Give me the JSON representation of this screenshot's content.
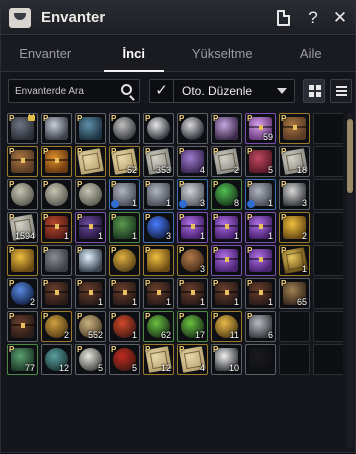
{
  "window": {
    "title": "Envanter",
    "icon": "storage-icon",
    "buttons": [
      {
        "name": "memo-icon",
        "glyph": ""
      },
      {
        "name": "help-icon",
        "glyph": "?"
      },
      {
        "name": "close-icon",
        "glyph": "✕"
      }
    ]
  },
  "tabs": [
    {
      "label": "Envanter",
      "active": false
    },
    {
      "label": "İnci",
      "active": true
    },
    {
      "label": "Yükseltme",
      "active": false
    },
    {
      "label": "Aile",
      "active": false
    }
  ],
  "toolbar": {
    "search_placeholder": "Envanterde Ara",
    "auto_sort_checked": true,
    "sort_label": "Oto. Düzenle"
  },
  "colors": {
    "accent_gold": "#9c7c2a",
    "rarity_purple": "#7b4fb3",
    "rarity_blue": "#3c6fb5",
    "rarity_green": "#4c8a46",
    "background": "#14161b"
  },
  "slots": [
    {
      "kind": "skin-dark",
      "p": true,
      "locked": true,
      "qty": "",
      "rarity": "gray"
    },
    {
      "kind": "wing-silver",
      "p": true,
      "qty": "",
      "rarity": "gray"
    },
    {
      "kind": "armor-blue",
      "p": true,
      "qty": "",
      "rarity": "gray"
    },
    {
      "kind": "flower-gray",
      "p": true,
      "qty": "",
      "rarity": "gray"
    },
    {
      "kind": "star-moon",
      "p": true,
      "qty": "",
      "rarity": "gray"
    },
    {
      "kind": "crescent",
      "p": true,
      "qty": "",
      "rarity": "gray"
    },
    {
      "kind": "pearl-box",
      "p": true,
      "qty": "",
      "rarity": "gray"
    },
    {
      "kind": "gift-box",
      "p": true,
      "qty": "59",
      "rarity": "purple"
    },
    {
      "kind": "chest-brown",
      "p": true,
      "qty": "",
      "rarity": "gold"
    },
    {
      "kind": "empty",
      "p": false,
      "qty": "",
      "rarity": ""
    },
    {
      "kind": "chest-brown",
      "p": true,
      "qty": "",
      "rarity": "gold"
    },
    {
      "kind": "chest-orange",
      "p": true,
      "qty": "",
      "rarity": "gold"
    },
    {
      "kind": "scroll-tan",
      "p": true,
      "qty": "",
      "rarity": "gold"
    },
    {
      "kind": "scroll-tan",
      "p": true,
      "qty": "52",
      "rarity": "gold"
    },
    {
      "kind": "scroll-gray",
      "p": true,
      "qty": "353",
      "rarity": "gray"
    },
    {
      "kind": "potion-purple",
      "p": true,
      "qty": "4",
      "rarity": "gray"
    },
    {
      "kind": "scroll-gray",
      "p": true,
      "qty": "2",
      "rarity": "gray"
    },
    {
      "kind": "book-red",
      "p": true,
      "qty": "5",
      "rarity": "gray"
    },
    {
      "kind": "scroll-gray",
      "p": true,
      "qty": "18",
      "rarity": "gray"
    },
    {
      "kind": "empty",
      "p": false,
      "qty": "",
      "rarity": ""
    },
    {
      "kind": "helm-gray",
      "p": true,
      "qty": "",
      "rarity": "gray"
    },
    {
      "kind": "helm-gray",
      "p": true,
      "qty": "",
      "rarity": "gray"
    },
    {
      "kind": "helm-gray",
      "p": true,
      "qty": "",
      "rarity": "gray"
    },
    {
      "kind": "stone-gray",
      "p": true,
      "qty": "1",
      "enh": true,
      "rarity": "blue"
    },
    {
      "kind": "stone-gray",
      "p": true,
      "qty": "1",
      "rarity": "gray"
    },
    {
      "kind": "horn-gray",
      "p": true,
      "qty": "3",
      "enh": true,
      "rarity": "blue"
    },
    {
      "kind": "orb-green",
      "p": true,
      "qty": "8",
      "rarity": "green"
    },
    {
      "kind": "stone-gray",
      "p": true,
      "qty": "1",
      "enh": true,
      "rarity": "blue"
    },
    {
      "kind": "tree-silver",
      "p": true,
      "qty": "3",
      "rarity": "gray"
    },
    {
      "kind": "empty",
      "p": false,
      "qty": "",
      "rarity": ""
    },
    {
      "kind": "scroll-gray",
      "p": true,
      "qty": "1594",
      "rarity": "gray"
    },
    {
      "kind": "chest-red",
      "p": true,
      "qty": "1",
      "rarity": "gold"
    },
    {
      "kind": "box-purple",
      "p": true,
      "qty": "1",
      "rarity": "purple"
    },
    {
      "kind": "book-green",
      "p": true,
      "qty": "1",
      "rarity": "green"
    },
    {
      "kind": "orb-blue",
      "p": true,
      "qty": "3",
      "rarity": "blue"
    },
    {
      "kind": "chest-purple",
      "p": true,
      "qty": "1",
      "rarity": "purple"
    },
    {
      "kind": "chest-purple",
      "p": true,
      "qty": "1",
      "rarity": "purple"
    },
    {
      "kind": "chest-purple",
      "p": true,
      "qty": "1",
      "rarity": "purple"
    },
    {
      "kind": "horn-gold",
      "p": true,
      "qty": "2",
      "rarity": "gold"
    },
    {
      "kind": "empty",
      "p": false,
      "qty": "",
      "rarity": ""
    },
    {
      "kind": "horn-gold",
      "p": true,
      "qty": "",
      "rarity": "gold"
    },
    {
      "kind": "pattern-gray",
      "p": true,
      "qty": "",
      "rarity": "gray"
    },
    {
      "kind": "crystal-white",
      "p": true,
      "qty": "",
      "rarity": "gray"
    },
    {
      "kind": "ring-gold",
      "p": true,
      "qty": "",
      "rarity": "gold"
    },
    {
      "kind": "horn-gold",
      "p": true,
      "qty": "",
      "rarity": "gold"
    },
    {
      "kind": "cookie-brown",
      "p": true,
      "qty": "3",
      "rarity": "gold"
    },
    {
      "kind": "chest-purple",
      "p": true,
      "qty": "",
      "rarity": "purple"
    },
    {
      "kind": "chest-purple",
      "p": true,
      "qty": "",
      "rarity": "purple"
    },
    {
      "kind": "ticket-gold",
      "p": true,
      "qty": "1",
      "rarity": "gold"
    },
    {
      "kind": "empty",
      "p": false,
      "qty": "",
      "rarity": ""
    },
    {
      "kind": "potion-blue",
      "p": true,
      "qty": "2",
      "rarity": "gray"
    },
    {
      "kind": "chest-dark",
      "p": true,
      "qty": "",
      "rarity": "gray"
    },
    {
      "kind": "chest-dark",
      "p": true,
      "qty": "1",
      "rarity": "gray"
    },
    {
      "kind": "chest-dark",
      "p": true,
      "qty": "1",
      "rarity": "gray"
    },
    {
      "kind": "chest-dark",
      "p": true,
      "qty": "1",
      "rarity": "gray"
    },
    {
      "kind": "chest-dark",
      "p": true,
      "qty": "1",
      "rarity": "gray"
    },
    {
      "kind": "chest-dark",
      "p": true,
      "qty": "1",
      "rarity": "gray"
    },
    {
      "kind": "chest-dark",
      "p": true,
      "qty": "1",
      "rarity": "gray"
    },
    {
      "kind": "vase-brown",
      "p": true,
      "qty": "65",
      "rarity": "gray"
    },
    {
      "kind": "empty",
      "p": false,
      "qty": "",
      "rarity": ""
    },
    {
      "kind": "chest-dark",
      "p": true,
      "qty": "",
      "rarity": "gray"
    },
    {
      "kind": "mirror-gold",
      "p": true,
      "qty": "2",
      "rarity": "gold"
    },
    {
      "kind": "pot-tan",
      "p": true,
      "qty": "552",
      "rarity": "gray"
    },
    {
      "kind": "flask-red",
      "p": true,
      "qty": "1",
      "rarity": "gray"
    },
    {
      "kind": "flask-green",
      "p": true,
      "qty": "62",
      "rarity": "green"
    },
    {
      "kind": "flask-green",
      "p": true,
      "qty": "17",
      "rarity": "green"
    },
    {
      "kind": "medal-gold",
      "p": true,
      "qty": "11",
      "rarity": "gold"
    },
    {
      "kind": "feather-gray",
      "p": true,
      "qty": "6",
      "rarity": "gray"
    },
    {
      "kind": "empty",
      "p": false,
      "qty": "",
      "rarity": ""
    },
    {
      "kind": "empty",
      "p": false,
      "qty": "",
      "rarity": ""
    },
    {
      "kind": "vase-green",
      "p": true,
      "qty": "77",
      "rarity": "green"
    },
    {
      "kind": "jar-teal",
      "p": false,
      "qty": "12",
      "rarity": "gray"
    },
    {
      "kind": "bowl-white",
      "p": true,
      "qty": "5",
      "rarity": "gray"
    },
    {
      "kind": "bowl-red",
      "p": true,
      "qty": "5",
      "rarity": "gray"
    },
    {
      "kind": "scroll-tan",
      "p": true,
      "qty": "12",
      "rarity": "gold"
    },
    {
      "kind": "scroll-tan",
      "p": true,
      "qty": "4",
      "rarity": "gold"
    },
    {
      "kind": "pet-white",
      "p": true,
      "qty": "10",
      "rarity": "gray"
    },
    {
      "kind": "slot-dark",
      "p": false,
      "qty": "",
      "rarity": "gray"
    },
    {
      "kind": "empty",
      "p": false,
      "qty": "",
      "rarity": ""
    },
    {
      "kind": "empty",
      "p": false,
      "qty": "",
      "rarity": ""
    }
  ],
  "scroll_position": 0.0
}
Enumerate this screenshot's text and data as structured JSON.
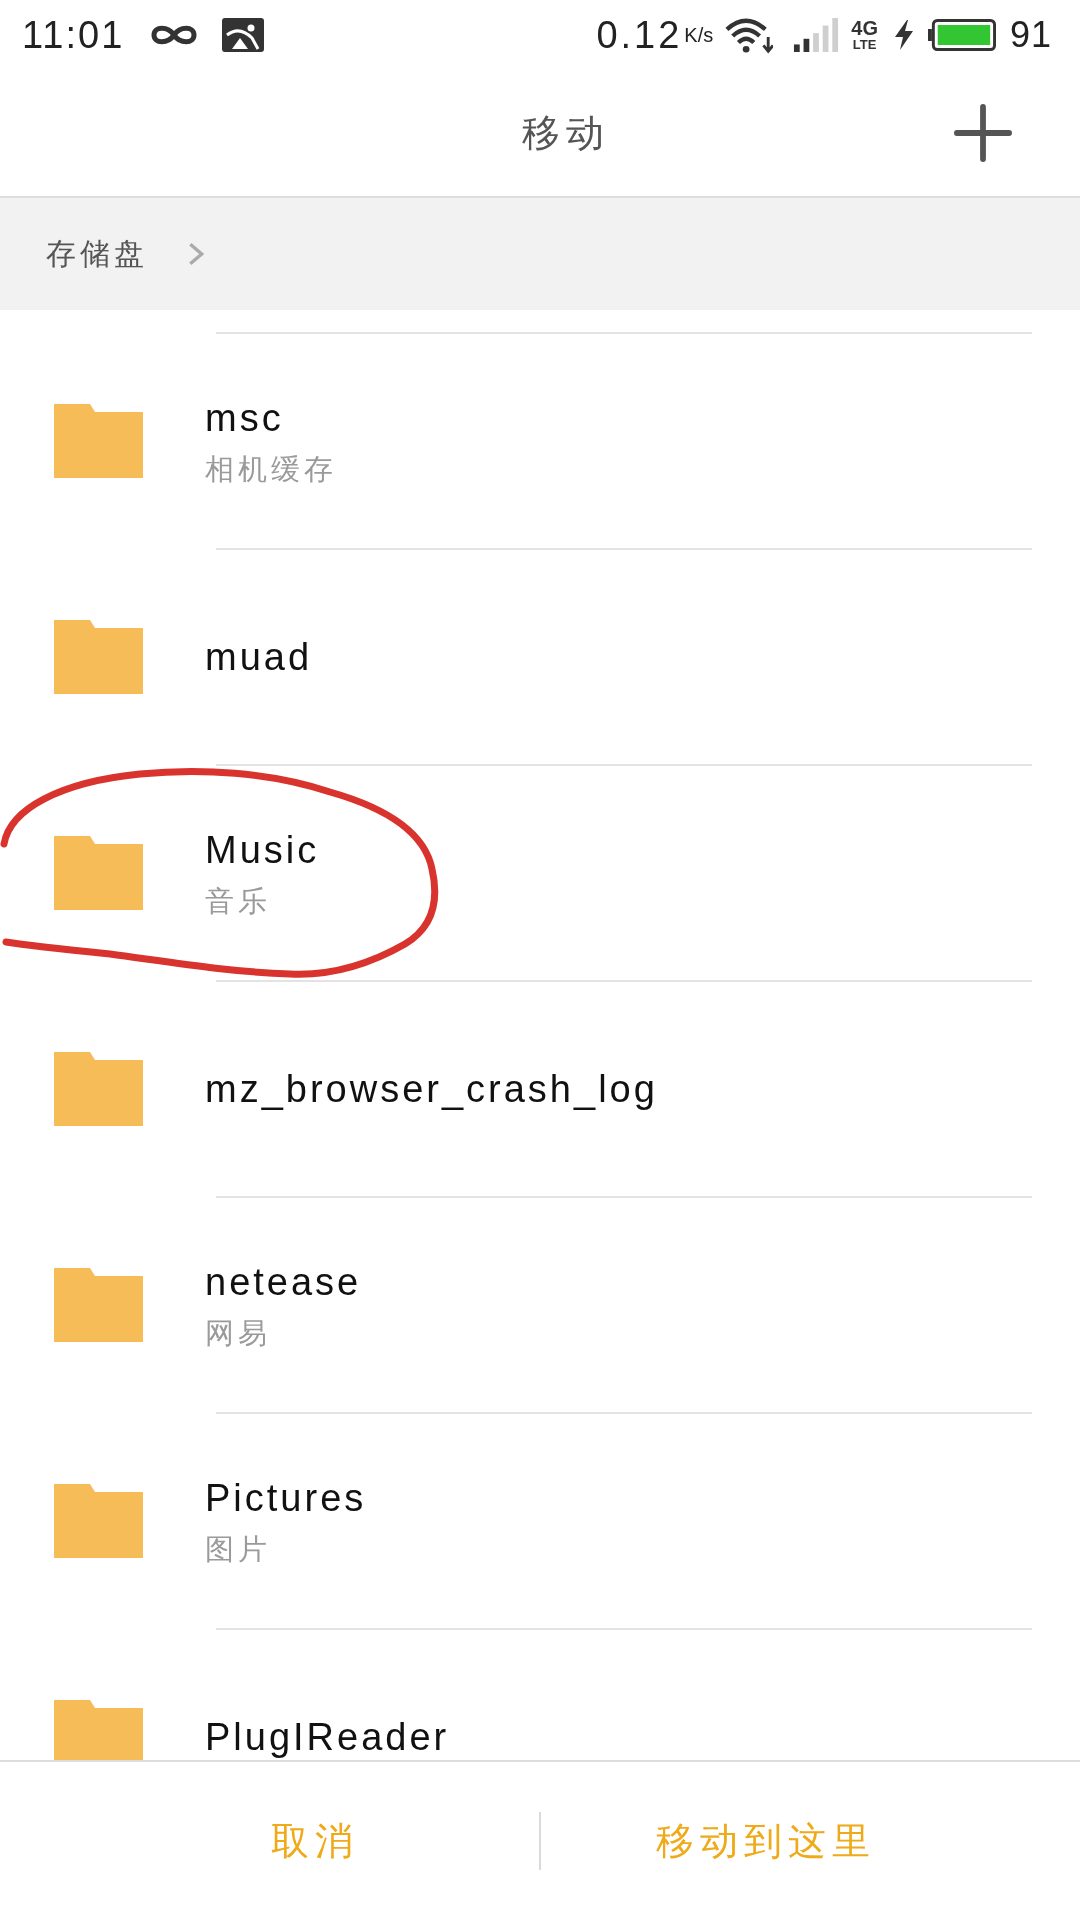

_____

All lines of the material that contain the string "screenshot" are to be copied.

## Output for this task:
Give me the JSON representation of this screenshot's content.
Enumerate this screenshot's text and data as structured JSON.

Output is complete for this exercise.